Copy all the entries word for word, but omit the pictures.

Interface dataset entries:
--

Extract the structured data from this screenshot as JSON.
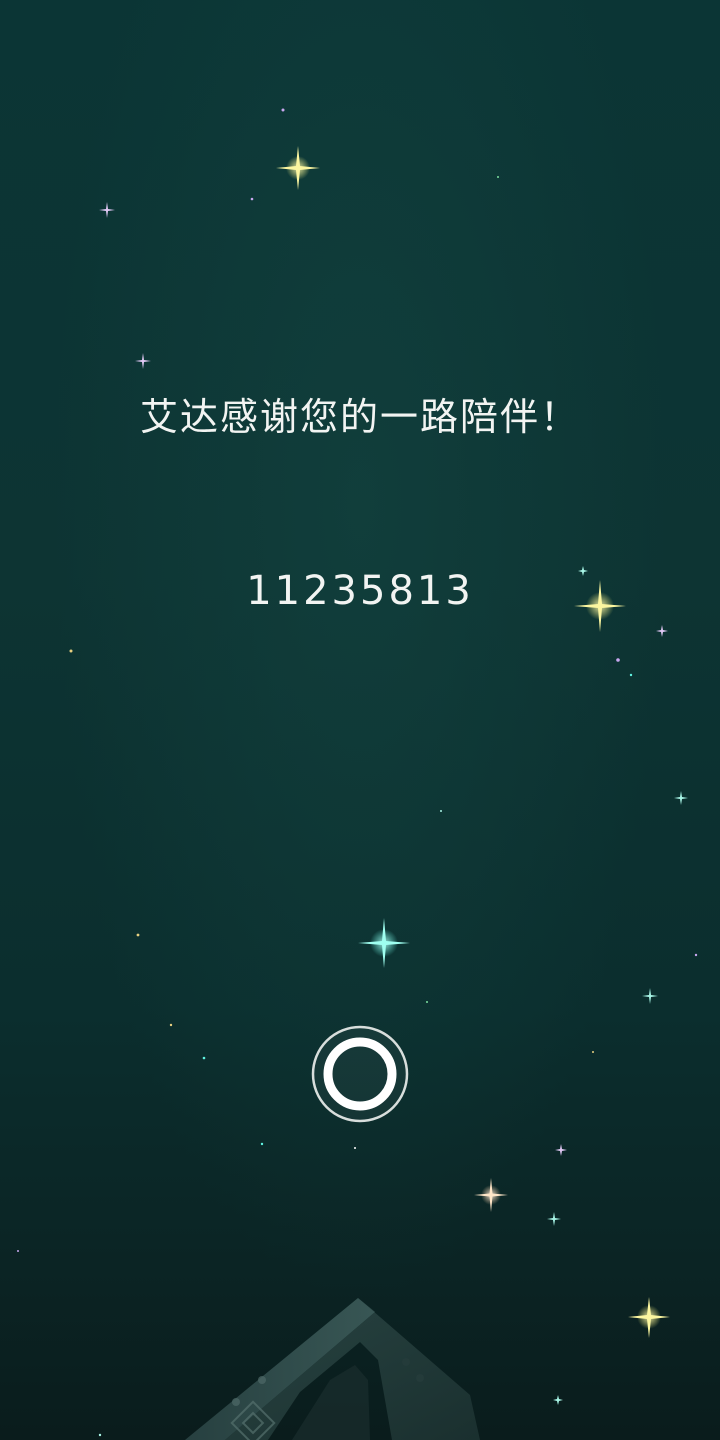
{
  "ending": {
    "message": "艾达感谢您的一路陪伴！",
    "code": "11235813"
  },
  "controls": {
    "continue_icon": "ring-icon"
  },
  "colors": {
    "background_top": "#0b3535",
    "background_bottom": "#0a1c1c",
    "text": "#f2f4f2",
    "star_yellow": "#f6f07a",
    "star_cyan": "#5ff2e0",
    "star_violet": "#c9a8f0"
  }
}
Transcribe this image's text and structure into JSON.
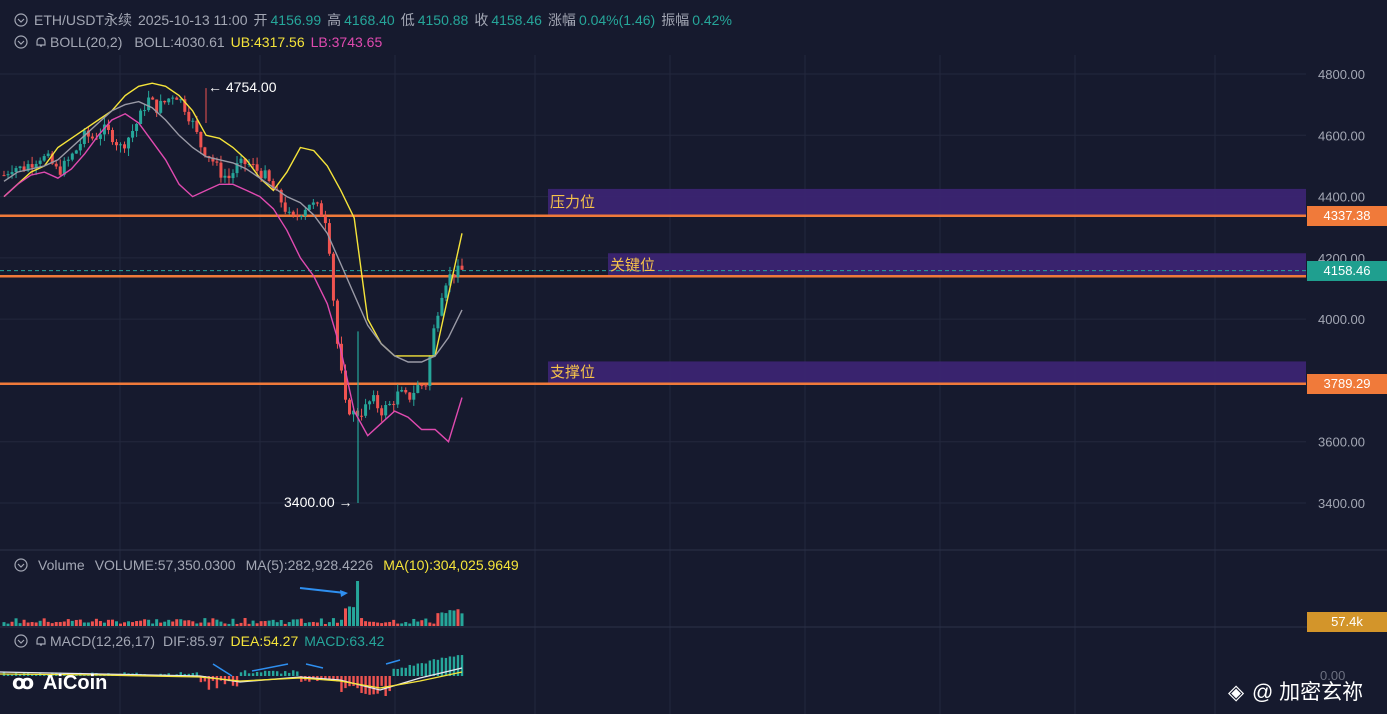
{
  "header": {
    "symbol": "ETH/USDT永续",
    "datetime": "2025-10-13 11:00",
    "open_label": "开",
    "open": "4156.99",
    "high_label": "高",
    "high": "4168.40",
    "low_label": "低",
    "low": "4150.88",
    "close_label": "收",
    "close": "4158.46",
    "change_label": "涨幅",
    "change": "0.04%(1.46)",
    "amp_label": "振幅",
    "amp": "0.42%"
  },
  "boll_header": {
    "name": "BOLL(20,2)",
    "boll": "BOLL:4030.61",
    "ub": "UB:4317.56",
    "lb": "LB:3743.65"
  },
  "volume_header": {
    "name": "Volume",
    "volume": "VOLUME:57,350.0300",
    "ma5": "MA(5):282,928.4226",
    "ma10": "MA(10):304,025.9649"
  },
  "macd_header": {
    "name": "MACD(12,26,17)",
    "dif": "DIF:85.97",
    "dea": "DEA:54.27",
    "macd": "MACD:63.42"
  },
  "tags": {
    "resistance": "4337.38",
    "current": "4158.46",
    "support": "3789.29",
    "volume": "57.4k",
    "macd_zero": "0.00"
  },
  "zones": {
    "resistance_label": "压力位",
    "key_label": "关键位",
    "support_label": "支撑位"
  },
  "annotations": {
    "high": "4754.00",
    "low": "3400.00"
  },
  "watermarks": {
    "left": "AiCoin",
    "right": "@ 加密玄祢"
  },
  "colors": {
    "up": "#26a69a",
    "down": "#ef5350",
    "ub": "#f5e43a",
    "lb": "#e04ab0",
    "mid": "#9a9aa6",
    "level_line": "#f07a3a",
    "zone": "#3b2472"
  },
  "chart_data": {
    "type": "candlestick",
    "yticks": [
      4800,
      4600,
      4400,
      4200,
      4000,
      3600,
      3400
    ],
    "ylim": [
      3260,
      4880
    ],
    "levels": {
      "resistance": 4337.38,
      "key": 4140,
      "support": 3789.29,
      "current": 4158.46
    },
    "zones": [
      {
        "name": "压力位",
        "low": 4337.38,
        "high": 4425
      },
      {
        "name": "关键位",
        "low": 4140,
        "high": 4215
      },
      {
        "name": "支撑位",
        "low": 3789.29,
        "high": 3862
      }
    ],
    "price_path": [
      4470,
      4500,
      4490,
      4510,
      4530,
      4520,
      4480,
      4510,
      4550,
      4600,
      4590,
      4620,
      4600,
      4560,
      4600,
      4650,
      4720,
      4690,
      4710,
      4740,
      4700,
      4640,
      4560,
      4530,
      4480,
      4460,
      4500,
      4510,
      4490,
      4470,
      4420,
      4380,
      4320,
      4350,
      4380,
      4360,
      4320,
      3950,
      3720,
      3690,
      3700,
      3740,
      3700,
      3720,
      3760,
      3740,
      3780,
      3790,
      3990,
      4120,
      4150,
      4158.46
    ],
    "boll_ub": [
      4400,
      4440,
      4480,
      4500,
      4560,
      4590,
      4620,
      4650,
      4680,
      4730,
      4760,
      4770,
      4760,
      4730,
      4680,
      4600,
      4590,
      4560,
      4520,
      4460,
      4420,
      4480,
      4560,
      4550,
      4500,
      4420,
      4330,
      4000,
      3920,
      3880,
      3880,
      3880,
      3880,
      4080,
      4280
    ],
    "boll_mid": [
      4450,
      4480,
      4490,
      4500,
      4520,
      4560,
      4600,
      4640,
      4680,
      4700,
      4710,
      4690,
      4650,
      4600,
      4560,
      4530,
      4520,
      4510,
      4490,
      4460,
      4430,
      4400,
      4380,
      4340,
      4280,
      4180,
      4080,
      3980,
      3920,
      3880,
      3860,
      3860,
      3880,
      3940,
      4030
    ],
    "boll_lb": [
      4400,
      4440,
      4470,
      4480,
      4460,
      4490,
      4540,
      4600,
      4650,
      4670,
      4640,
      4580,
      4520,
      4440,
      4400,
      4420,
      4440,
      4440,
      4420,
      4400,
      4360,
      4290,
      4200,
      4140,
      4050,
      3900,
      3700,
      3620,
      3660,
      3700,
      3680,
      3640,
      3640,
      3600,
      3744
    ]
  }
}
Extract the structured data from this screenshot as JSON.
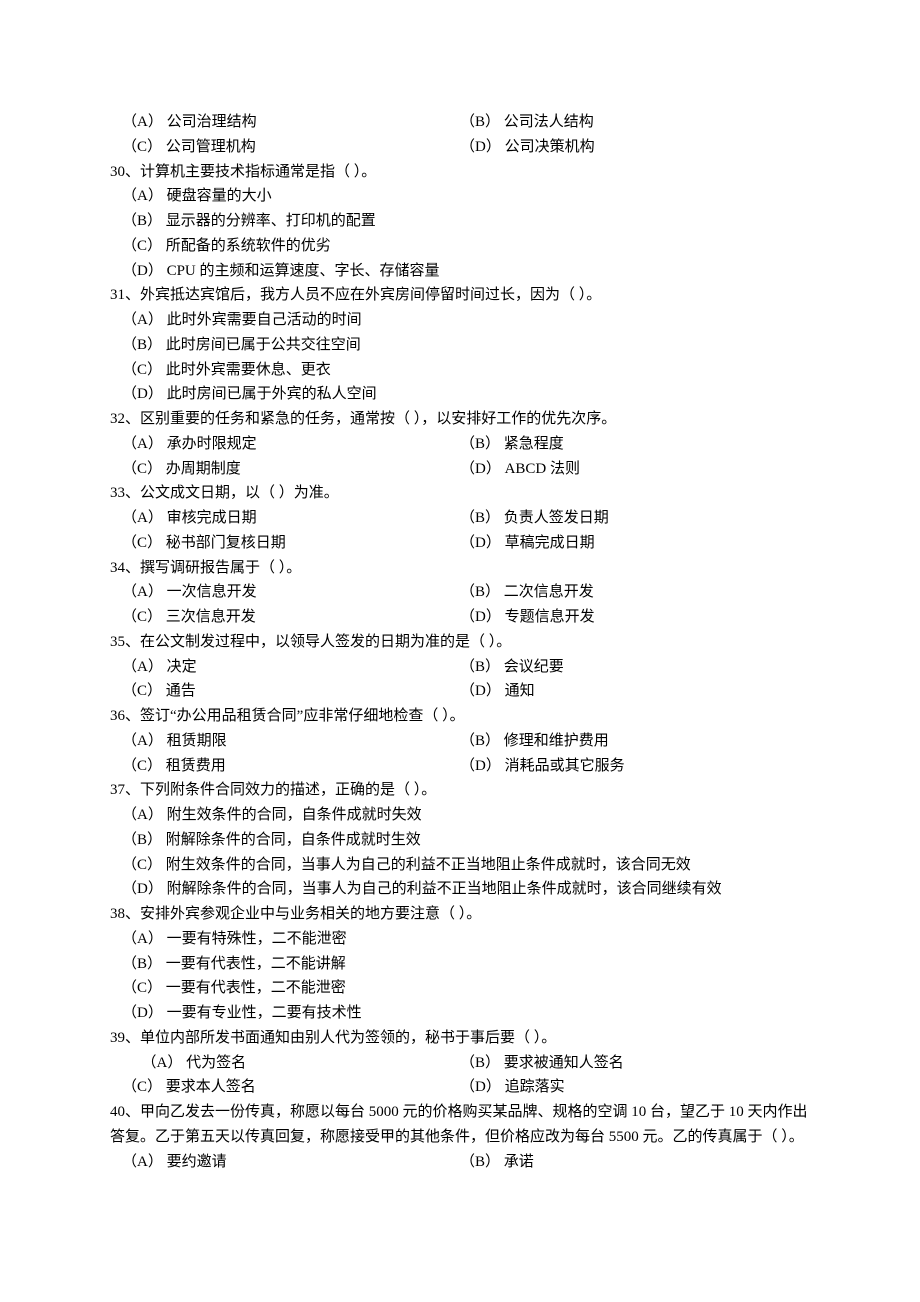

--

Exercise output:
Extract the structured data from this screenshot as JSON.
{
  "ending": {
    "message": "艾达感谢您的一路陪伴！",
    "code": "11235813"
  },
  "controls": {
    "continue_icon": "ring-icon"
  },
  "colors": {
    "background_top": "#0b3535",
    "background_bottom": "#0a1c1c",
    "text": "#f2f4f2",
    "star_yellow": "#f6f07a",
    "star_cyan": "#5ff2e0",
    "star_violet": "#c9a8f0"
  }
}
Transcribe this image's text and structure into JSON.
{
  "header": {
    "symbol": "ETH/USDT永续",
    "datetime": "2025-10-13 11:00",
    "open_label": "开",
    "open": "4156.99",
    "high_label": "高",
    "high": "4168.40",
    "low_label": "低",
    "low": "4150.88",
    "close_label": "收",
    "close": "4158.46",
    "change_label": "涨幅",
    "change": "0.04%(1.46)",
    "amp_label": "振幅",
    "amp": "0.42%"
  },
  "boll_header": {
    "name": "BOLL(20,2)",
    "boll": "BOLL:4030.61",
    "ub": "UB:4317.56",
    "lb": "LB:3743.65"
  },
  "volume_header": {
    "name": "Volume",
    "volume": "VOLUME:57,350.0300",
    "ma5": "MA(5):282,928.4226",
    "ma10": "MA(10):304,025.9649"
  },
  "macd_header": {
    "name": "MACD(12,26,17)",
    "dif": "DIF:85.97",
    "dea": "DEA:54.27",
    "macd": "MACD:63.42"
  },
  "tags": {
    "resistance": "4337.38",
    "current": "4158.46",
    "support": "3789.29",
    "volume": "57.4k",
    "macd_zero": "0.00"
  },
  "zones": {
    "resistance_label": "压力位",
    "key_label": "关键位",
    "support_label": "支撑位"
  },
  "annotations": {
    "high": "4754.00",
    "low": "3400.00"
  },
  "watermarks": {
    "left": "AiCoin",
    "right": "@ 加密玄祢"
  },
  "colors": {
    "up": "#26a69a",
    "down": "#ef5350",
    "ub": "#f5e43a",
    "lb": "#e04ab0",
    "mid": "#9a9aa6",
    "level_line": "#f07a3a",
    "zone": "#3b2472"
  },
  "chart_data": {
    "type": "candlestick",
    "yticks": [
      4800,
      4600,
      4400,
      4200,
      4000,
      3600,
      3400
    ],
    "ylim": [
      3260,
      4880
    ],
    "levels": {
      "resistance": 4337.38,
      "key": 4140,
      "support": 3789.29,
      "current": 4158.46
    },
    "zones": [
      {
        "name": "压力位",
        "low": 4337.38,
        "high": 4425
      },
      {
        "name": "关键位",
        "low": 4140,
        "high": 4215
      },
      {
        "name": "支撑位",
        "low": 3789.29,
        "high": 3862
      }
    ],
    "price_path": [
      4470,
      4500,
      4490,
      4510,
      4530,
      4520,
      4480,
      4510,
      4550,
      4600,
      4590,
      4620,
      4600,
      4560,
      4600,
      4650,
      4720,
      4690,
      4710,
      4740,
      4700,
      4640,
      4560,
      4530,
      4480,
      4460,
      4500,
      4510,
      4490,
      4470,
      4420,
      4380,
      4320,
      4350,
      4380,
      4360,
      4320,
      3950,
      3720,
      3690,
      3700,
      3740,
      3700,
      3720,
      3760,
      3740,
      3780,
      3790,
      3990,
      4120,
      4150,
      4158.46
    ],
    "boll_ub": [
      4400,
      4440,
      4480,
      4500,
      4560,
      4590,
      4620,
      4650,
      4680,
      4730,
      4760,
      4770,
      4760,
      4730,
      4680,
      4600,
      4590,
      4560,
      4520,
      4460,
      4420,
      4480,
      4560,
      4550,
      4500,
      4420,
      4330,
      4000,
      3920,
      3880,
      3880,
      3880,
      3880,
      4080,
      4280
    ],
    "boll_mid": [
      4450,
      4480,
      4490,
      4500,
      4520,
      4560,
      4600,
      4640,
      4680,
      4700,
      4710,
      4690,
      4650,
      4600,
      4560,
      4530,
      4520,
      4510,
      4490,
      4460,
      4430,
      4400,
      4380,
      4340,
      4280,
      4180,
      4080,
      3980,
      3920,
      3880,
      3860,
      3860,
      3880,
      3940,
      4030
    ],
    "boll_lb": [
      4400,
      4440,
      4470,
      4480,
      4460,
      4490,
      4540,
      4600,
      4650,
      4670,
      4640,
      4580,
      4520,
      4440,
      4400,
      4420,
      4440,
      4440,
      4420,
      4400,
      4360,
      4290,
      4200,
      4140,
      4050,
      3900,
      3700,
      3620,
      3660,
      3700,
      3680,
      3640,
      3640,
      3600,
      3744
    ]
  }
}
Extract the structured data from this screenshot as JSON.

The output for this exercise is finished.